Web page and app entries:
☆ ☆ ☆ ☆ ☆

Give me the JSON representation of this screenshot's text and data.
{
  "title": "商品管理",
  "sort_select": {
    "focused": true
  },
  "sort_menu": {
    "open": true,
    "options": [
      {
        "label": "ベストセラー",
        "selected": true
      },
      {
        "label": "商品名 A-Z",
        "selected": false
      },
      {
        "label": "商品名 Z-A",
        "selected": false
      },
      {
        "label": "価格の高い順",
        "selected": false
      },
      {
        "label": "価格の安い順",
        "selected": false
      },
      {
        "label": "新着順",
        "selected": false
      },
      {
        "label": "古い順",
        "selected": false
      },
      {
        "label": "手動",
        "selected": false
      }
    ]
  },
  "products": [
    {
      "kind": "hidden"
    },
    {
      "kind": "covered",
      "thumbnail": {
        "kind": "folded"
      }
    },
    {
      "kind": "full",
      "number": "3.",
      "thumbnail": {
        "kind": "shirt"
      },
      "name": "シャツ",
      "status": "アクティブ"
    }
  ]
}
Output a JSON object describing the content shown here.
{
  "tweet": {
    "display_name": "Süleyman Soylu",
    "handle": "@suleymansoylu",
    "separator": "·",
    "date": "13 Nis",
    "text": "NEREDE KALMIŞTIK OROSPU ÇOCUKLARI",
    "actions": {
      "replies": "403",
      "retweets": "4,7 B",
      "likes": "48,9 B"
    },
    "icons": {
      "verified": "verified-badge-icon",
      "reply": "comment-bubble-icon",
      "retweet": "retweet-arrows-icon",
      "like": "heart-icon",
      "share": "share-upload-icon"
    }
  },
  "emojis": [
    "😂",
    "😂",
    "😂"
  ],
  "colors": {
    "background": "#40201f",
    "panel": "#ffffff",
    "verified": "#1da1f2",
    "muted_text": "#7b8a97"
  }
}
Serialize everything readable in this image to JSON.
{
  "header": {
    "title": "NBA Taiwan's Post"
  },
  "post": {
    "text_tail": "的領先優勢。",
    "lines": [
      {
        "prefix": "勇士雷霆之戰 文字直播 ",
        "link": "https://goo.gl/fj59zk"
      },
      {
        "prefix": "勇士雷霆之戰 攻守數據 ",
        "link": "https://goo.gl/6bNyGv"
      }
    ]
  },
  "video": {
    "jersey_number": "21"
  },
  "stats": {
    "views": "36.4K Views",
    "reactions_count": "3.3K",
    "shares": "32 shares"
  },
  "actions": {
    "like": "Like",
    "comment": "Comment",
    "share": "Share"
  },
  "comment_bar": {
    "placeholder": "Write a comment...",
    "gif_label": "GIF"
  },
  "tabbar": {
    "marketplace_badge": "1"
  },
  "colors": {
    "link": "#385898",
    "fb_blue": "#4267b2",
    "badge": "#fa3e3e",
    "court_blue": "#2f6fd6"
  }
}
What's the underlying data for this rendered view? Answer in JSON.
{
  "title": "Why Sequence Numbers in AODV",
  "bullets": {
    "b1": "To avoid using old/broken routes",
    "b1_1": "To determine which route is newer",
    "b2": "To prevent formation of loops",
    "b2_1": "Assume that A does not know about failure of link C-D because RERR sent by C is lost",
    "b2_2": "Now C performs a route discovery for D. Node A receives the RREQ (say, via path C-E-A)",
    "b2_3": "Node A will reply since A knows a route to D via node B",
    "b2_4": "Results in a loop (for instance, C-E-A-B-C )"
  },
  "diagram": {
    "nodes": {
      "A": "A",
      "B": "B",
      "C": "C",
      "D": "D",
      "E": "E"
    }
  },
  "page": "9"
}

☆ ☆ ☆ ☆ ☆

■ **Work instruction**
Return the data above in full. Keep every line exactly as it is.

■ **Output of the task**
Give me the JSON representation of this screenshot's text and data.
{
  "title": "商品管理",
  "sort_select": {
    "focused": true
  },
  "sort_menu": {
    "open": true,
    "options": [
      {
        "label": "ベストセラー",
        "selected": true
      },
      {
        "label": "商品名 A-Z",
        "selected": false
      },
      {
        "label": "商品名 Z-A",
        "selected": false
      },
      {
        "label": "価格の高い順",
        "selected": false
      },
      {
        "label": "価格の安い順",
        "selected": false
      },
      {
        "label": "新着順",
        "selected": false
      },
      {
        "label": "古い順",
        "selected": false
      },
      {
        "label": "手動",
        "selected": false
      }
    ]
  },
  "products": [
    {
      "kind": "hidden"
    },
    {
      "kind": "covered",
      "thumbnail": {
        "kind": "folded"
      }
    },
    {
      "kind": "full",
      "number": "3.",
      "thumbnail": {
        "kind": "shirt"
      },
      "name": "シャツ",
      "status": "アクティブ"
    }
  ]
}
Output a JSON object describing the content shown here.
{
  "tweet": {
    "display_name": "Süleyman Soylu",
    "handle": "@suleymansoylu",
    "separator": "·",
    "date": "13 Nis",
    "text": "NEREDE KALMIŞTIK OROSPU ÇOCUKLARI",
    "actions": {
      "replies": "403",
      "retweets": "4,7 B",
      "likes": "48,9 B"
    },
    "icons": {
      "verified": "verified-badge-icon",
      "reply": "comment-bubble-icon",
      "retweet": "retweet-arrows-icon",
      "like": "heart-icon",
      "share": "share-upload-icon"
    }
  },
  "emojis": [
    "😂",
    "😂",
    "😂"
  ],
  "colors": {
    "background": "#40201f",
    "panel": "#ffffff",
    "verified": "#1da1f2",
    "muted_text": "#7b8a97"
  }
}
Serialize everything readable in this image to JSON.
{
  "header": {
    "title": "NBA Taiwan's Post"
  },
  "post": {
    "text_tail": "的領先優勢。",
    "lines": [
      {
        "prefix": "勇士雷霆之戰 文字直播 ",
        "link": "https://goo.gl/fj59zk"
      },
      {
        "prefix": "勇士雷霆之戰 攻守數據 ",
        "link": "https://goo.gl/6bNyGv"
      }
    ]
  },
  "video": {
    "jersey_number": "21"
  },
  "stats": {
    "views": "36.4K Views",
    "reactions_count": "3.3K",
    "shares": "32 shares"
  },
  "actions": {
    "like": "Like",
    "comment": "Comment",
    "share": "Share"
  },
  "comment_bar": {
    "placeholder": "Write a comment...",
    "gif_label": "GIF"
  },
  "tabbar": {
    "marketplace_badge": "1"
  },
  "colors": {
    "link": "#385898",
    "fb_blue": "#4267b2",
    "badge": "#fa3e3e",
    "court_blue": "#2f6fd6"
  }
}
What's the underlying data for this rendered view? Answer in JSON.
{
  "title": "Why Sequence Numbers in AODV",
  "bullets": {
    "b1": "To avoid using old/broken routes",
    "b1_1": "To determine which route is newer",
    "b2": "To prevent formation of loops",
    "b2_1": "Assume that A does not know about failure of link C-D because RERR sent by C is lost",
    "b2_2": "Now C performs a route discovery for D. Node A receives the RREQ (say, via path C-E-A)",
    "b2_3": "Node A will reply since A knows a route to D via node B",
    "b2_4": "Results in a loop (for instance, C-E-A-B-C )"
  },
  "diagram": {
    "nodes": {
      "A": "A",
      "B": "B",
      "C": "C",
      "D": "D",
      "E": "E"
    }
  },
  "page": "9"
}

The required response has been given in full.